━━━━━ Recorded data

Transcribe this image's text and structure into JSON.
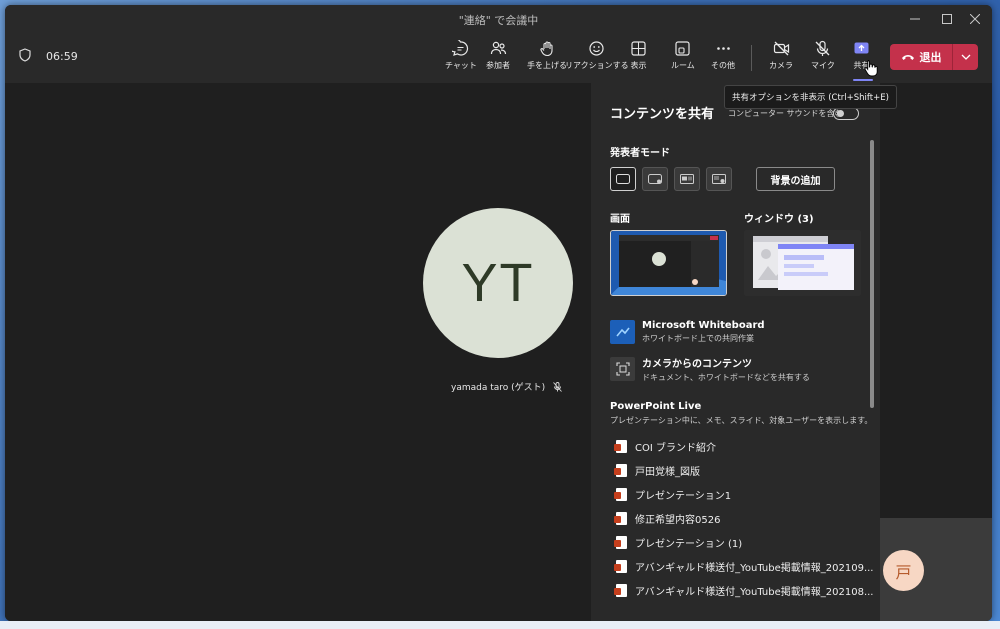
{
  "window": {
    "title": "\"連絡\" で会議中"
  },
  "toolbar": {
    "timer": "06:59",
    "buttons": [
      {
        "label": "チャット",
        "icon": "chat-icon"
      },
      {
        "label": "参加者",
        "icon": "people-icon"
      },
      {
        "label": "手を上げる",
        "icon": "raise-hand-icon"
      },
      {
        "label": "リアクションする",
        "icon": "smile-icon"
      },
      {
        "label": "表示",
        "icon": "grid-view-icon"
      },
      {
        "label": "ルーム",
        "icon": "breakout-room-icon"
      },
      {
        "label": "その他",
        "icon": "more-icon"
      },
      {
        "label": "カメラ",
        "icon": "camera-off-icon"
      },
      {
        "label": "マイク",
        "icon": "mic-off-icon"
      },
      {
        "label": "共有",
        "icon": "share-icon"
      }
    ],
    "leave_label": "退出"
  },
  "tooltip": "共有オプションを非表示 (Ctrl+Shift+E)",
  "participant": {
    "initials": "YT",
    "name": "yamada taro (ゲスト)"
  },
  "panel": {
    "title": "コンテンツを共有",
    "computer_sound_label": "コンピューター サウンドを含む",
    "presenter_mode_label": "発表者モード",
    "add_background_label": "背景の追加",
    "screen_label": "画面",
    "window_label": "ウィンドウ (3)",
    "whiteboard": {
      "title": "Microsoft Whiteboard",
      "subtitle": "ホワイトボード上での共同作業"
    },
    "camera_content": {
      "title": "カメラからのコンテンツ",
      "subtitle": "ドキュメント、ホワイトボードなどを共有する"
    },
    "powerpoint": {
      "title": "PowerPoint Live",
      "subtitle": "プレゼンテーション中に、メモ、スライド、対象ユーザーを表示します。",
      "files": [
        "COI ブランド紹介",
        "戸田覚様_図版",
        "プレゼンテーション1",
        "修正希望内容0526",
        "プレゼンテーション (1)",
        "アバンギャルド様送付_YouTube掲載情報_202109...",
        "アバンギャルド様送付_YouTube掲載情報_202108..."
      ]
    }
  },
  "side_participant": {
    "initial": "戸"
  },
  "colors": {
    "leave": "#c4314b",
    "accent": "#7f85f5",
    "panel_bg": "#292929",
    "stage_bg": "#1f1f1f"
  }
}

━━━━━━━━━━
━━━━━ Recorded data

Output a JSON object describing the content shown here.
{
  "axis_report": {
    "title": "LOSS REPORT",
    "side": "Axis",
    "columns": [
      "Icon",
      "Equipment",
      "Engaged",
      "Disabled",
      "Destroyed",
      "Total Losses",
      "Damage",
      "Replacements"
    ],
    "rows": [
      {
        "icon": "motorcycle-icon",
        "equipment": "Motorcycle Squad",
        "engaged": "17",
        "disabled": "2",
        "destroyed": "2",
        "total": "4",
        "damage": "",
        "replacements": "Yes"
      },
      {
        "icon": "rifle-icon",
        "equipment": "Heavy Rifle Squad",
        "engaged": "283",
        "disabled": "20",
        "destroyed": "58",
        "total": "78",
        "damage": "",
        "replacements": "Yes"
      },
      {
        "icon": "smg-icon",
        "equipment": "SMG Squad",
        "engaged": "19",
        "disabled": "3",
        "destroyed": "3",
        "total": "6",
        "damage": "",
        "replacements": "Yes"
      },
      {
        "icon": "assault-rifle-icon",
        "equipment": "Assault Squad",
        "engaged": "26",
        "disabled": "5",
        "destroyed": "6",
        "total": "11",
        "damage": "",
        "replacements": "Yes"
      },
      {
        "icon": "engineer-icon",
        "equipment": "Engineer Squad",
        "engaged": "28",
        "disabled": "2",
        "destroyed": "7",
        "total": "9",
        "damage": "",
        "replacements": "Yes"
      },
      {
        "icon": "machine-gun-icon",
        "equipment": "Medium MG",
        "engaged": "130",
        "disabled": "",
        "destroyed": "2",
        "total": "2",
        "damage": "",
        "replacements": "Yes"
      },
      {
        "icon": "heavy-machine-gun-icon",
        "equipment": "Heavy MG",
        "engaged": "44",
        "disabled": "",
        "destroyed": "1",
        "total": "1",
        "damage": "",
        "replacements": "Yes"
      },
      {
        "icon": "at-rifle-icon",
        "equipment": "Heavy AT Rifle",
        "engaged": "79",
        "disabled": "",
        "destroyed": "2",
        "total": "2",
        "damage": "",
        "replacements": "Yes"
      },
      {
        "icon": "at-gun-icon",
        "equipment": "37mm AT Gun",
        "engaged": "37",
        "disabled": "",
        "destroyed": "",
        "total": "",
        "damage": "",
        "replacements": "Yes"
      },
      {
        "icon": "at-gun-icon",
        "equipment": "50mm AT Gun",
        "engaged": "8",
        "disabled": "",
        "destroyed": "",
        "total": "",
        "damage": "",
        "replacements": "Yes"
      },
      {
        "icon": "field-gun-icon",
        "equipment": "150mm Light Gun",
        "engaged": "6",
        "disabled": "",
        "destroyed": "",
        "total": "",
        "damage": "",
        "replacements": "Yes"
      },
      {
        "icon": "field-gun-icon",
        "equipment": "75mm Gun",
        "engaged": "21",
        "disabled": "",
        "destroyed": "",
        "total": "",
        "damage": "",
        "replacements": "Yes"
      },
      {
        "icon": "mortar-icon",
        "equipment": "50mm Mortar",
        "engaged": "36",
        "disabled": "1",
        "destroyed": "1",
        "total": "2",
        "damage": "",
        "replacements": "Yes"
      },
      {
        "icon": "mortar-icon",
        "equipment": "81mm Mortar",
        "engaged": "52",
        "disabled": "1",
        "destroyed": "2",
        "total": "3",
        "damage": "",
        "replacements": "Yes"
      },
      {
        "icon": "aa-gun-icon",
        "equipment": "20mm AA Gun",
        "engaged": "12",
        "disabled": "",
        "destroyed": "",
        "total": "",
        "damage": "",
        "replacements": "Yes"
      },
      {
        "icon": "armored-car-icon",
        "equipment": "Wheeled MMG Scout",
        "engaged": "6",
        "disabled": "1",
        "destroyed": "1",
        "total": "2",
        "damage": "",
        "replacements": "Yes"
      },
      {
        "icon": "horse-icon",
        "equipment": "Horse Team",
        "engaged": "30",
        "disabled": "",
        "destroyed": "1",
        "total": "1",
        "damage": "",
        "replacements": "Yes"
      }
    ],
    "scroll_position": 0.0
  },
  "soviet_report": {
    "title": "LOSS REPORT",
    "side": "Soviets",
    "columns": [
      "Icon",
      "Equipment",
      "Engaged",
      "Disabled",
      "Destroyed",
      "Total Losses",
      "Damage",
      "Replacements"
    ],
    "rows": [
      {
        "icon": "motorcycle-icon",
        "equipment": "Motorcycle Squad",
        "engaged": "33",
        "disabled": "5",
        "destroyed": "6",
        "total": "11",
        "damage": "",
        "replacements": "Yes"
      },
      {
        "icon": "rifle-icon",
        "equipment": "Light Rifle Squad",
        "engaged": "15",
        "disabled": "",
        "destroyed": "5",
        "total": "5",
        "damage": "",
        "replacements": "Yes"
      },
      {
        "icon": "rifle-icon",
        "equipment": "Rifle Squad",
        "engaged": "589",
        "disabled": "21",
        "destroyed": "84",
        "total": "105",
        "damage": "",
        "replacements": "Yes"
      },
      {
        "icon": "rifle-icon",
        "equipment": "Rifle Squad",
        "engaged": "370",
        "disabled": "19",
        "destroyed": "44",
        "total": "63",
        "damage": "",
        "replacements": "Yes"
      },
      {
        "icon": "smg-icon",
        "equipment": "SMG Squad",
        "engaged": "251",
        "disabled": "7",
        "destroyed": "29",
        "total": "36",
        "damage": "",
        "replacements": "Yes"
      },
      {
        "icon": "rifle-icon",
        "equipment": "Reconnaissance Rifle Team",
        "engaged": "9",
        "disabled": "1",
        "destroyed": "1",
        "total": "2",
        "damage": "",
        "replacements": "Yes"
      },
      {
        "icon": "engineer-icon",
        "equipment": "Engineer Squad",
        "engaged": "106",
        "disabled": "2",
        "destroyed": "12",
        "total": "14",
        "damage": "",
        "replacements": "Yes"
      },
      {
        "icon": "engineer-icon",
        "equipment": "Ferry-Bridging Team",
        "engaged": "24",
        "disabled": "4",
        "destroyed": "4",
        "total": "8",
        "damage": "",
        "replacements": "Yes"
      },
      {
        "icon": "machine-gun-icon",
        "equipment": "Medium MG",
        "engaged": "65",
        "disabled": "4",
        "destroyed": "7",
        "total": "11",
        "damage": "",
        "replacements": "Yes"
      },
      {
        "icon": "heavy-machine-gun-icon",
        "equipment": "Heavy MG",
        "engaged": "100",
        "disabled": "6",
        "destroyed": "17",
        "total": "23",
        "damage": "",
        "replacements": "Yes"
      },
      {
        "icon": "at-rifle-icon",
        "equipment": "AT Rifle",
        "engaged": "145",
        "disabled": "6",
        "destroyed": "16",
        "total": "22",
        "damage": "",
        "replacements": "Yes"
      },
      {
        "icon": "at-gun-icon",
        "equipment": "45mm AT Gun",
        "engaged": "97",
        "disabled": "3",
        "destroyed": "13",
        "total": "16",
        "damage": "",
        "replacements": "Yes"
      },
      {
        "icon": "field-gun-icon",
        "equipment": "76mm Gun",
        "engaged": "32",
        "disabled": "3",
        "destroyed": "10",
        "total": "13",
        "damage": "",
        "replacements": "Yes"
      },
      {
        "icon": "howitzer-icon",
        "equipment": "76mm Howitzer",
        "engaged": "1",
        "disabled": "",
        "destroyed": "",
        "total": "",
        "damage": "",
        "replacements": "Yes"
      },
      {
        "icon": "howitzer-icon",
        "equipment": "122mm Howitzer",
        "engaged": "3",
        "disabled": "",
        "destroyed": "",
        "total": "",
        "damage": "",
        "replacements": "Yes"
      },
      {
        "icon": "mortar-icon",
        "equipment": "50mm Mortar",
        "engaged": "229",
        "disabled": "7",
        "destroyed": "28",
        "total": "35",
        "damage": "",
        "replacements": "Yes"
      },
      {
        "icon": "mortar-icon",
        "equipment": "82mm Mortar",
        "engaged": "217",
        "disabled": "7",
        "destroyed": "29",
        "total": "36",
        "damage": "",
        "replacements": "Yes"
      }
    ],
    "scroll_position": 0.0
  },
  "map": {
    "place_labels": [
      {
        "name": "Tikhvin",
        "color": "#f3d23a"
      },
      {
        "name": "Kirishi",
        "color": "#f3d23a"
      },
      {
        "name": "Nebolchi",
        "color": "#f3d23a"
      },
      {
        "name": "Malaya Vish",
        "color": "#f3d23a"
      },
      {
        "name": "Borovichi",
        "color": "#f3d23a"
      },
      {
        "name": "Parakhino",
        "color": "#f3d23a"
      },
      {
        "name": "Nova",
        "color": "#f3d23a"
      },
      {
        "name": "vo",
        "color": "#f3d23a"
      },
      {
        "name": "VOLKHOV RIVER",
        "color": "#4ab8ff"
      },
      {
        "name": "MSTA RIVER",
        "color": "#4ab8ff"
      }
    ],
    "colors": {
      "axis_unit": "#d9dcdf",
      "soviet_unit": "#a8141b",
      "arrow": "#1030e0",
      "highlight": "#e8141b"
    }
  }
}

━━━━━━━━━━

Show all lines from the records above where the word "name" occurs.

    "name": "yamada taro (ゲスト)"
        "name": "Tikhvin",
        "name": "Kirishi",
        "name": "Nebolchi",
        "name": "Malaya Vish",
        "name": "Borovichi",
        "name": "Parakhino",
        "name": "Nova",
        "name": "vo",
        "name": "VOLKHOV RIVER",
        "name": "MSTA RIVER",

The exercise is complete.